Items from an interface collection
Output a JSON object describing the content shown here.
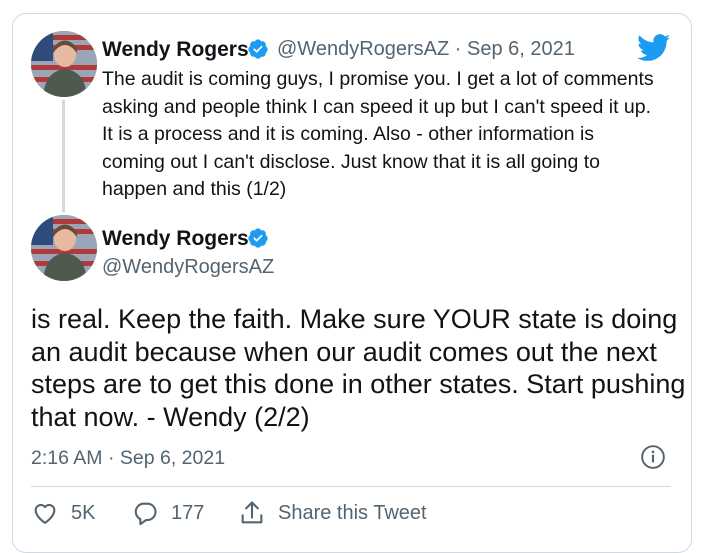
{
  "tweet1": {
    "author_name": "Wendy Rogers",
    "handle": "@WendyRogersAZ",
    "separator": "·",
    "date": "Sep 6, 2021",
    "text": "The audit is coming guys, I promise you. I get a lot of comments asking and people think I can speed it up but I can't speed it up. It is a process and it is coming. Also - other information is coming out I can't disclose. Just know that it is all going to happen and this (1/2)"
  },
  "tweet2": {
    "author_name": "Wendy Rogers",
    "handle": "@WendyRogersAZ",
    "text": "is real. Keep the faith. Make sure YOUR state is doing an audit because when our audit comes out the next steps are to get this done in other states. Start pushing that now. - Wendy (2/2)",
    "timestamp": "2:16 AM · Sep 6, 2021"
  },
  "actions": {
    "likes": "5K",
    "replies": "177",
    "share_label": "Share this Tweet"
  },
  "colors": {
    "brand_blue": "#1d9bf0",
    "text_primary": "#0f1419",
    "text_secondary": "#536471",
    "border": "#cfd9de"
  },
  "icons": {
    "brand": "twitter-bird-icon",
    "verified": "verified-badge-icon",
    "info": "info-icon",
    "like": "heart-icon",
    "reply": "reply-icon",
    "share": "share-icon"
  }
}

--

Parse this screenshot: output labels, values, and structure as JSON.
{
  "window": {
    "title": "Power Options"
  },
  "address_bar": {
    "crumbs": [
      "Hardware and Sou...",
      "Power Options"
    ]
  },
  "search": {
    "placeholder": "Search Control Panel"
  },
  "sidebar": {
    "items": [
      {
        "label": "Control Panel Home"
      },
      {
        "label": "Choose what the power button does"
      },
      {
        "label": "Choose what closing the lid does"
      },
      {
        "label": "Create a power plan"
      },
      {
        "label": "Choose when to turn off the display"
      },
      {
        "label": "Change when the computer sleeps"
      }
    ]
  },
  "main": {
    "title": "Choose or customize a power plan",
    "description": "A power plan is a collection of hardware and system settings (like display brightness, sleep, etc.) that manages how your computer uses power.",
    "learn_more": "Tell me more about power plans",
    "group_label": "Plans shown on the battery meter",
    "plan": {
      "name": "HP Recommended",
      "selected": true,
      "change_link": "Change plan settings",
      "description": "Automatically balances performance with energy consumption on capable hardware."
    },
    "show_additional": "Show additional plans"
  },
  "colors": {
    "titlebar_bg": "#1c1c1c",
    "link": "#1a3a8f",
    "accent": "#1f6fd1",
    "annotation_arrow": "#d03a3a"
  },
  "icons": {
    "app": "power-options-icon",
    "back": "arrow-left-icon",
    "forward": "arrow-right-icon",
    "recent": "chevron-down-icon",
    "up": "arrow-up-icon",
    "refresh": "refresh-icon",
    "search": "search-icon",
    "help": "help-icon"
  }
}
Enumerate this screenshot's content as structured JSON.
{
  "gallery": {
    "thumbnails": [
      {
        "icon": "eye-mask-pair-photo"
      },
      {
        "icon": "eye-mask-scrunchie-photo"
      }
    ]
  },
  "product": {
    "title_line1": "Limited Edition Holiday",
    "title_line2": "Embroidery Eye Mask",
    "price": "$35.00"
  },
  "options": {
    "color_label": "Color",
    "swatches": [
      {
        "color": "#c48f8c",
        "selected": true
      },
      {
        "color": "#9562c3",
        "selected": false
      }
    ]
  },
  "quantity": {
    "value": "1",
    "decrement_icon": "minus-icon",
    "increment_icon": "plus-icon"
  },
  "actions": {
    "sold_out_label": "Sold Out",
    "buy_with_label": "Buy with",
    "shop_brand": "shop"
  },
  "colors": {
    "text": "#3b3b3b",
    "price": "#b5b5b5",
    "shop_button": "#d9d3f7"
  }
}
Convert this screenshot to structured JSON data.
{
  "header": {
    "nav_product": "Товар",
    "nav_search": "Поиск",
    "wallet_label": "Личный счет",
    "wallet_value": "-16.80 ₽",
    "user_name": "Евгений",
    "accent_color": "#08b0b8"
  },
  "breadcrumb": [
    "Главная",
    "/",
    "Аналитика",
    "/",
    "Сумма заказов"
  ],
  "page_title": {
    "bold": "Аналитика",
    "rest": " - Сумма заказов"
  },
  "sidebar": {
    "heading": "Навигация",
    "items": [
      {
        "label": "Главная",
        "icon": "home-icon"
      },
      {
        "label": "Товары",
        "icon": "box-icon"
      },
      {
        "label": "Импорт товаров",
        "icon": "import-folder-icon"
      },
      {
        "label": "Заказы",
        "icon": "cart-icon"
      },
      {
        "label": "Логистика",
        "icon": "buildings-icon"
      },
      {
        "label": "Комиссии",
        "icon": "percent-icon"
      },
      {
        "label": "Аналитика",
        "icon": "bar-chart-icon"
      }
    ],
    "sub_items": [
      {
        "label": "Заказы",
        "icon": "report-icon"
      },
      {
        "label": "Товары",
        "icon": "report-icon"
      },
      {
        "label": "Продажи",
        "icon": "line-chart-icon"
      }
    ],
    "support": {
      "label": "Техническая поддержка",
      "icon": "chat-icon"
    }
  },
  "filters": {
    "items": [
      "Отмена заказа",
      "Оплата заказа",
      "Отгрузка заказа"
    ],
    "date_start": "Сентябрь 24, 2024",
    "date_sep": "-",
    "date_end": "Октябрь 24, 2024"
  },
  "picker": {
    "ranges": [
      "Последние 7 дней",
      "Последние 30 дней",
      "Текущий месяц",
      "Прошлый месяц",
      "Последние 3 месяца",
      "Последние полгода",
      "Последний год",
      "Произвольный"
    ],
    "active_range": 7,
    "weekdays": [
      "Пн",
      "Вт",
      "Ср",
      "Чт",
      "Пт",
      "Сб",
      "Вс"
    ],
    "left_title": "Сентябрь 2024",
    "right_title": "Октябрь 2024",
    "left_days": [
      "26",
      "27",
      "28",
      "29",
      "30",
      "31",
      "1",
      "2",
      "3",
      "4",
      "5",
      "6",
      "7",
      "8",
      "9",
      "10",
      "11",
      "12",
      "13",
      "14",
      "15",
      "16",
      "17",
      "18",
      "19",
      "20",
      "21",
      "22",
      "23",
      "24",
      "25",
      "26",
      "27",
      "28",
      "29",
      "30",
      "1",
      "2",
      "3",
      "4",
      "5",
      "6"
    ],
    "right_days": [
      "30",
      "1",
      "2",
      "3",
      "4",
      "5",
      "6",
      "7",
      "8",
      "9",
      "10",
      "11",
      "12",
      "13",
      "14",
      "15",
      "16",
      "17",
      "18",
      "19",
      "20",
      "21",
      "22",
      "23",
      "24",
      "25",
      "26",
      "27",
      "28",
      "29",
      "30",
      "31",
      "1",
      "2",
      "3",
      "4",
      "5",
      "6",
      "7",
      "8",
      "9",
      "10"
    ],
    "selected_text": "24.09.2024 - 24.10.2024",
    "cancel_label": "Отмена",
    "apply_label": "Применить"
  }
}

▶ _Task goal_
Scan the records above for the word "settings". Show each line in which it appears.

▶ _Written response_
    "description": "A power plan is a collection of hardware and system settings (like display brightness, sleep, etc.) that manages how your computer uses power.",
      "change_link": "Change plan settings",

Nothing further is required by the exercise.